  • Development of cell penetrant peptides for enzyme replacement therapy of mitochondrial proteins. We have developed a cell penetrant mitochondrial-targeting peptide that will deliver a protein cargo to mitochondria in vivo. This project makes heavy use of molecular biology, protein expression and purification, and genetically altered mice.
  • Identification and development of cardiac specific biomarkers for children with cardiomyopathy. This project makes extensive use of clinically derived patient reagents (blood) and data, investigative imaging technologies (PET scanning), and basic laboratory technologies.
  • Understanding cell signaling events in FRDA. This project makes extensive use of cell culture to determine relevant gene expression profiles in fibroblasts and IPS cells from patients with FRDA.

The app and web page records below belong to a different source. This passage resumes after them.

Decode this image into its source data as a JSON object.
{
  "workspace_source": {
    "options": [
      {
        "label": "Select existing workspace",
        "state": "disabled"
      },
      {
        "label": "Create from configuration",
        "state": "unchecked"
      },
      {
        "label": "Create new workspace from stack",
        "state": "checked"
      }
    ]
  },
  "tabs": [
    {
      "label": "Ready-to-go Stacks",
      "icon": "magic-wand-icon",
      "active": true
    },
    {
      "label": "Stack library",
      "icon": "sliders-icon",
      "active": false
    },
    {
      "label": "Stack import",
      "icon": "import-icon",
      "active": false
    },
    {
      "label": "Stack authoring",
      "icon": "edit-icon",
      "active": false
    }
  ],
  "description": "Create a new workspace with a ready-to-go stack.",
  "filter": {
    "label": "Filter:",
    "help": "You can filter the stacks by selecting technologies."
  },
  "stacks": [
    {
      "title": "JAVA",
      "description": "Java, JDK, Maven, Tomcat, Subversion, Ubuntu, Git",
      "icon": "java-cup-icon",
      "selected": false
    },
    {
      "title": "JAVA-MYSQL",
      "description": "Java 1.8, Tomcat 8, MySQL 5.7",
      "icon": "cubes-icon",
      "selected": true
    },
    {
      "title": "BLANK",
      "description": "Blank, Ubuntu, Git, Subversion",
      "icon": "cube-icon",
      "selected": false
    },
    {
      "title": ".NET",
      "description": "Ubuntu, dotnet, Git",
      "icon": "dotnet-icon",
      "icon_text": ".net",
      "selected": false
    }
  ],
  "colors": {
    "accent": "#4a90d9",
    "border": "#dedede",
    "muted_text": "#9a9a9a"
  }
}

  • Intermediate filament phosphorylation in Giant Axonal Neuropathy. This project studies the RAS signaling pathway in a rare neurologic disease of childhood, Giant Axonal Neuropathy. Extensive cell culture of human fibroblasts, and molecular biology techniques are used in this project.

A key objective in the lab is to develop collaborations that will more rapidly advance our understanding of the basic events underlying the cardiomyopathy of FRDA, and lead to new treatment and diagnostic paradigms for rare diseases of childhood.

Dr. Payne's Laboratory